By Lisa A. Tyler
National Escrow Administrator
Absentee owner scams have become a real estate epidemic! Absentee owners of real property are the target of criminals who pose as the owner offering the home. These imposters sell the property and abscond with the sale proceeds. The real property owner has no idea their property is the subject of a real estate transaction.
The latest twist on the scam involves the criminal using the property as collateral for a new loan and fleeing with the loan proceeds, attempting to strip any equity the true owner may have in the property. Settlement agents can prevent this crime from happening by following the three steps found in the “HOW to rescue $1 million” article.
In certain areas of the country, it is not uncommon for the buyer and seller to retain representation or separate counsel to assist with their side of a sale transaction. The buyer signs their closing documents with their title company and the seller with their own counsel or attorney-owned title company.
The buyer’s title company may have limited or no direct communication with the seller. Instead, the attorney and title company (or two title companies) communicate with each other to work towards the same goal: consummation of the transaction.
Generally, the buyer’s title company receives the new loan funds. That title company coordinates the recording of the deed and deed of trust or mortgage. The buyer’s title company then sends the proceeds and funds to cover the seller’s costs to the seller’s attorney or title company.
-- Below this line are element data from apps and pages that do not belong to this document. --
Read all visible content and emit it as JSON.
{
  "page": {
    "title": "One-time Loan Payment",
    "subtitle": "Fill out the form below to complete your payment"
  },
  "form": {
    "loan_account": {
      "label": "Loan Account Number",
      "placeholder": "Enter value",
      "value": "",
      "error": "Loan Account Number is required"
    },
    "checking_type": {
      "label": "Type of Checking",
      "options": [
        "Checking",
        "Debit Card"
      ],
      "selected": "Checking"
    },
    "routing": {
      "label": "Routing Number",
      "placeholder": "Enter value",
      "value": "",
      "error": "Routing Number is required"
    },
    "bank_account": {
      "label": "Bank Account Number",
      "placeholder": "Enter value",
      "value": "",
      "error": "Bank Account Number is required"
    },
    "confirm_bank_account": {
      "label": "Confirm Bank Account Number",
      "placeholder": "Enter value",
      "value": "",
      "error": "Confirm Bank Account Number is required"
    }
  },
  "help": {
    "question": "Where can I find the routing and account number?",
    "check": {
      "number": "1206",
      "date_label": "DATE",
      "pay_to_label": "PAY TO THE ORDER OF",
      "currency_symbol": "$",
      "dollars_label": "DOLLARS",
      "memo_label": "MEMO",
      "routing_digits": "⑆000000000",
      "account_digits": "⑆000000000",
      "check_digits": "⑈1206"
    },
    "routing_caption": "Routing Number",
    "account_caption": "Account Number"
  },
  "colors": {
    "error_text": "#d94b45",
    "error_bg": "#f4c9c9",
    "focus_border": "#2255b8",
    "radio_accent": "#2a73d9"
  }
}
Recently one of our offices, working as the title settlement agent for the transaction, identified several red flags surrounding the seller — who was represented by a law firm. Read “ATTORNEY closing” for more information.
We are continuing with article ten in our twelve-part series on cash reporting. After “cash” has been received and the required information about the remitter of the “cash” is gathered, be sure to complete Form 8300. Read “COMPLETING form 8300” for all the details.